    K-State began its new term under athletic director John Currie Monday. After a three-month national search, Currie was introduced as the 15th athletic director at a May 18 press conference.
    Currie, who was most recently the executive associate athletic director for the University of Tennessee, graduated in 1993 from Wake Forest University. He also earned his masters degree in sports management from Tennessee in 2003.
    Currie worked in various capacities for the Tennessee athletic department. In the past decade, Currie created sales strategies that led to single-game attendance records during football season and served as president of the Southeastern Conference (SEC) development officers group. Currie was also named one of the “Top 40 Leaders Under 40” by the Knoxville (Tenn.) News Sentinel.
    The Collegian had the opportunity to ask Currie some questions about his new job.
Q:  How familiar are you with things here currently?
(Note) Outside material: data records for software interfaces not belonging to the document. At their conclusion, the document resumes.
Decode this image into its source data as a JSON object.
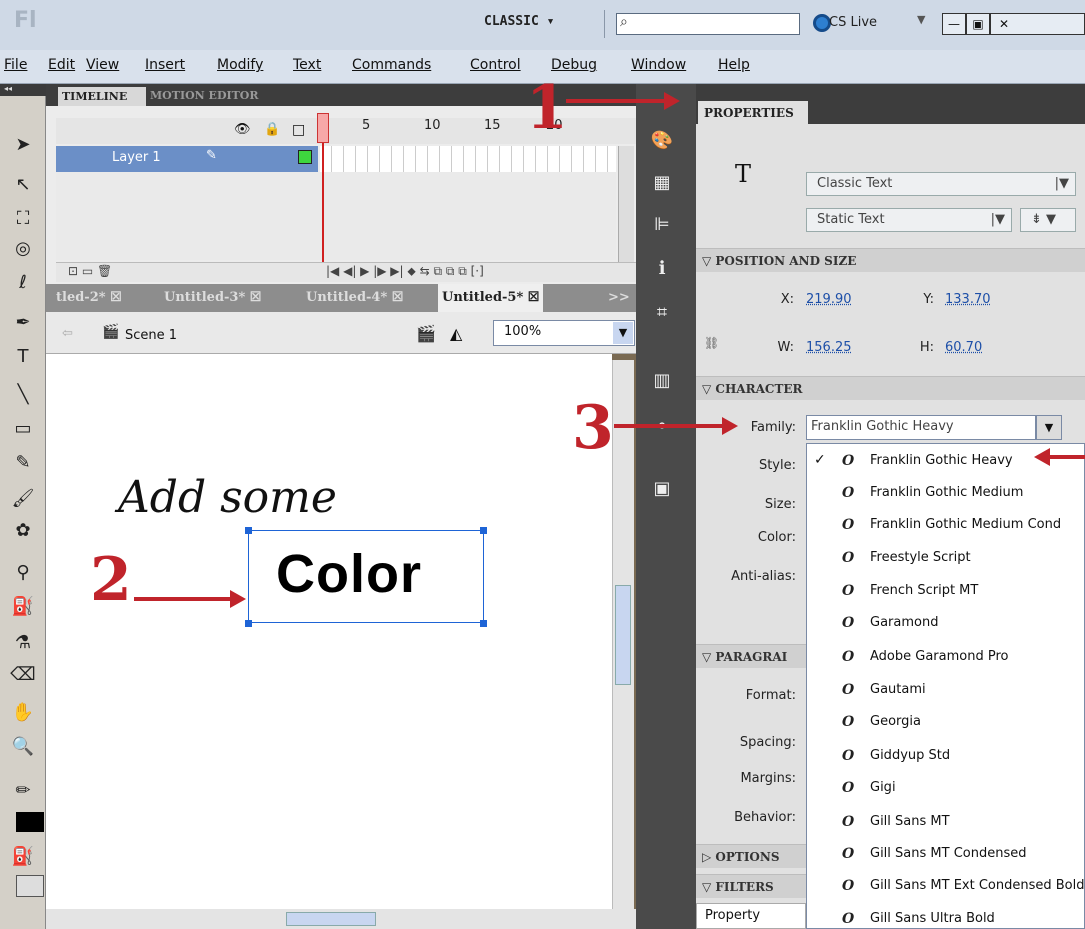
{
  "titlebar": {
    "logo": "Fl",
    "workspace": "CLASSIC ▾",
    "search_placeholder": "",
    "cs_live": "CS Live",
    "min": "—",
    "max": "▣",
    "close": "✕"
  },
  "menu": [
    "File",
    "Edit",
    "View",
    "Insert",
    "Modify",
    "Text",
    "Commands",
    "Control",
    "Debug",
    "Window",
    "Help"
  ],
  "timeline": {
    "tab": "TIMELINE",
    "tab2": "MOTION EDITOR",
    "layer": "Layer 1",
    "frames": [
      "l",
      "5",
      "10",
      "15",
      "20"
    ]
  },
  "docs": [
    "tled-2*",
    "Untitled-3*",
    "Untitled-4*",
    "Untitled-5*"
  ],
  "scene": {
    "label": "Scene 1",
    "zoom": "100%"
  },
  "stage": {
    "line1": "Add some",
    "line2": "Color"
  },
  "callouts": [
    "1",
    "2",
    "3"
  ],
  "properties": {
    "tab": "PROPERTIES",
    "text_engine": "Classic Text",
    "text_type": "Static Text",
    "section_pos": "POSITION AND SIZE",
    "x_label": "X:",
    "x": "219.90",
    "y_label": "Y:",
    "y": "133.70",
    "w_label": "W:",
    "w": "156.25",
    "h_label": "H:",
    "h": "60.70",
    "section_char": "CHARACTER",
    "family_label": "Family:",
    "family": "Franklin Gothic Heavy",
    "style_label": "Style:",
    "size_label": "Size:",
    "color_label": "Color:",
    "antialias_label": "Anti-alias:",
    "section_para": "PARAGRAI",
    "format_label": "Format:",
    "spacing_label": "Spacing:",
    "margins_label": "Margins:",
    "behavior_label": "Behavior:",
    "section_options": "OPTIONS",
    "section_filters": "FILTERS",
    "footer": "Property"
  },
  "fonts": [
    "Franklin Gothic Heavy",
    "Franklin Gothic Medium",
    "Franklin Gothic Medium Cond",
    "Freestyle Script",
    "French Script MT",
    "Garamond",
    "Adobe Garamond Pro",
    "Gautami",
    "Georgia",
    "Giddyup Std",
    "Gigi",
    "Gill Sans MT",
    "Gill Sans MT Condensed",
    "Gill Sans MT Ext Condensed Bold",
    "Gill Sans Ultra Bold"
  ],
  "selected_font": "Franklin Gothic Heavy"
}
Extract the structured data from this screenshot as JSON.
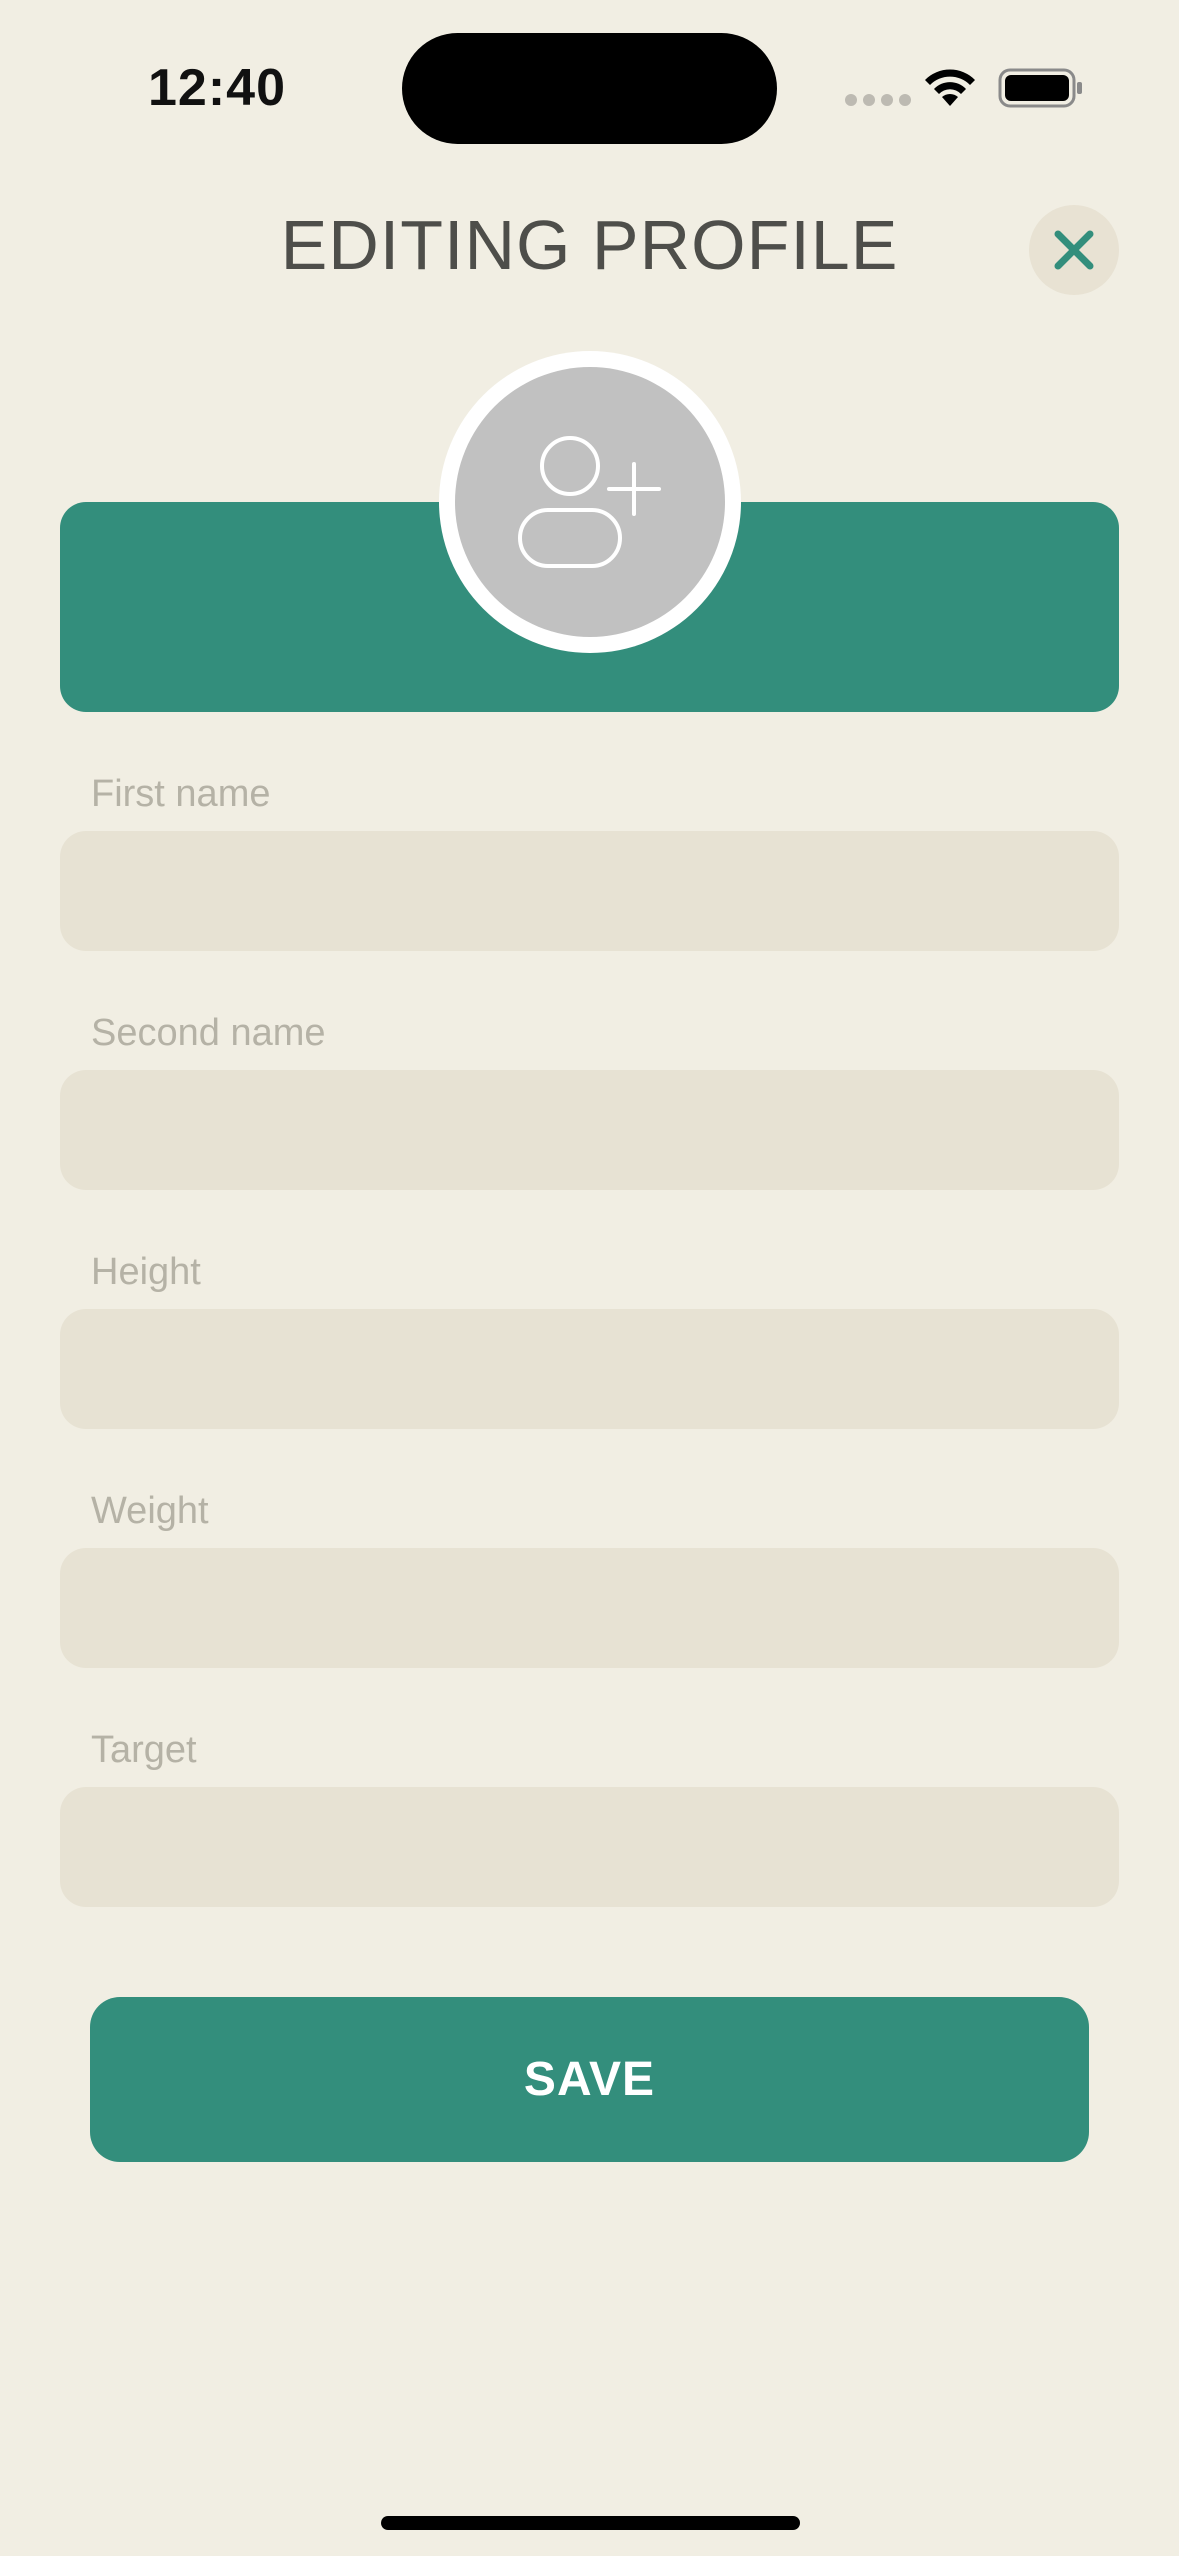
{
  "status_bar": {
    "time": "12:40"
  },
  "header": {
    "title": "EDITING PROFILE",
    "close_icon": "close-icon"
  },
  "avatar": {
    "icon": "add-user-icon"
  },
  "form": {
    "fields": [
      {
        "label": "First name",
        "value": "",
        "placeholder": ""
      },
      {
        "label": "Second name",
        "value": "",
        "placeholder": ""
      },
      {
        "label": "Height",
        "value": "",
        "placeholder": ""
      },
      {
        "label": "Weight",
        "value": "",
        "placeholder": ""
      },
      {
        "label": "Target",
        "value": "",
        "placeholder": ""
      }
    ],
    "save_label": "SAVE"
  },
  "colors": {
    "background": "#f1eee3",
    "accent": "#338e7c",
    "field_bg": "#e7e2d3",
    "label": "#b5b2a6",
    "title": "#4e4e4a"
  }
}
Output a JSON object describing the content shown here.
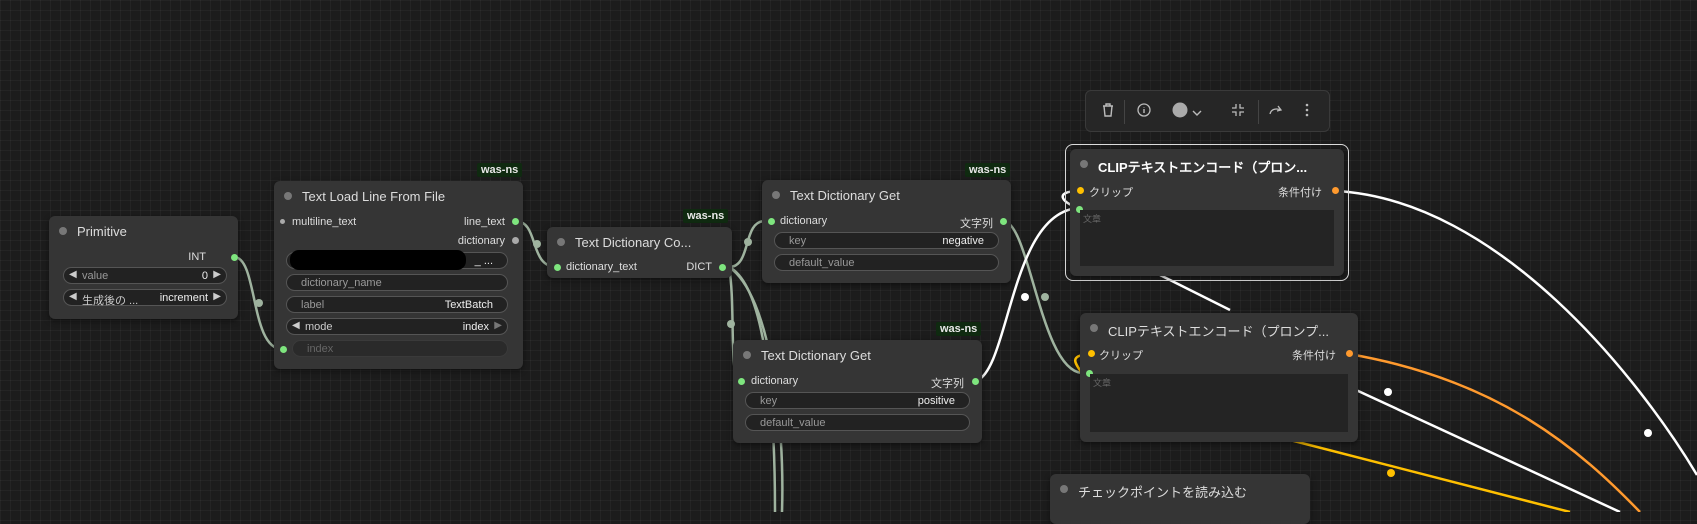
{
  "toolbar": {
    "icons": [
      "trash-icon",
      "info-icon",
      "color-circle-icon",
      "chevron-down-icon",
      "collapse-icon",
      "redo-icon",
      "more-vertical-icon"
    ]
  },
  "nodes": {
    "primitive": {
      "title": "Primitive",
      "output": "INT",
      "value_label": "value",
      "value": "0",
      "control_label": "生成後の ...",
      "control_value": "increment"
    },
    "load_line": {
      "tag": "was-ns",
      "title": "Text Load Line From File",
      "input_multiline": "multiline_text",
      "out_line_text": "line_text",
      "out_dictionary": "dictionary",
      "redacted_suffix": "_ ...",
      "dictionary_name": "dictionary_name",
      "label_label": "label",
      "label_value": "TextBatch",
      "mode_label": "mode",
      "mode_value": "index",
      "index_label": "index"
    },
    "dict_concat": {
      "tag": "was-ns",
      "title": "Text Dictionary Co...",
      "input": "dictionary_text",
      "output": "DICT"
    },
    "dict_get_neg": {
      "tag": "was-ns",
      "title": "Text Dictionary Get",
      "input": "dictionary",
      "output": "文字列",
      "key_label": "key",
      "key_value": "negative",
      "default_label": "default_value"
    },
    "dict_get_pos": {
      "tag": "was-ns",
      "title": "Text Dictionary Get",
      "input": "dictionary",
      "output": "文字列",
      "key_label": "key",
      "key_value": "positive",
      "default_label": "default_value"
    },
    "clip1": {
      "title": "CLIPテキストエンコード（プロン...",
      "input_clip": "クリップ",
      "output": "条件付け",
      "text_placeholder": "文章"
    },
    "clip2": {
      "title": "CLIPテキストエンコード（プロンプ...",
      "input_clip": "クリップ",
      "output": "条件付け",
      "text_placeholder": "文章"
    },
    "checkpoint": {
      "title": "チェックポイントを読み込む"
    }
  },
  "colors": {
    "canvas": "#1c1c1c",
    "node": "#353535",
    "port_green": "#7ee57e",
    "port_yellow": "#ffc000",
    "port_orange": "#ff9a2e",
    "tag_bg": "#0f2a10"
  }
}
A: There appear to be really, really good coaches across the board, good people and good coaches. You know in our network or industry, administrators talk to each other. We’re competitive, but we want to win, and we want to beat each other. But we know that there is a greater thing beyond just our own schools [the Big 12] in terms of intercollegiate athletics and student-athlete welfare. We have a pretty collegial type relationship. When you’ve been around a while and built relationships with people from many different schools, you kind of get a sense of what people are about. 

Q:  Do you have any big goals in mind for the fall?

A: My primary goal right now is just getting to know people, internal and external. That’s why I wanted to come over here and have lunch with [the Collegian reporters], we could have had lunch over at our place, but, I wanted to make a point. This is my first day, and I am in a place where I can visually see as many students at one time as I can otherwise. When we talk about recruiting, I want to be able to say if I’m helping a coach, I want to be able to say to a parent that I’ve been in the food court and you can get this, this and this, not reading it from a brochure. I’m going to go meet with the faculty senate tomorrow and speak to them and go to these CatBacker events tonight in Great Bend [Kan.], and then tomorrow night to Hutchinson [Kan.], and then miss a couple and go to Marysville [Kan.].

Q:  What was your first impression of Manhattan?

A: Terrific – it was really positive. I grew up in what was a small town, Chapel Hill, [N.C.] We had five or six elementary schools and two junior high schools and one high school – you know, kind of like it is here. I was driving in last night, and you know everything is right there; it is easy to live in this community, and one of the advantages that Kansas State has is that this is a university community.  Now, there’s a responsibility that the university and athletics program have in place, because you get a lot from that. We have a real responsibility to be an active participant and leader in the community, but that’s a huge advantage for a university, I think, and for an athletics department.

Q:  What do you think of the campus?

A: It’s really, really pretty. I mean, I know it is not like this all year-round because whenever it is cold or whatever. But I mean everything is so green, and one of the neat things that kind of gives credit to the leadership here for years and years is keeping the same building type, the limestone. When I was here last time we came on a Sunday evening, and I like to run. I got up in the morning before each of my days and walked, just walked around campus. Like Tuesday morning, I got up early, walked around and found the library. It’s a beautiful building. I went in the all-night study area there, such a nice building.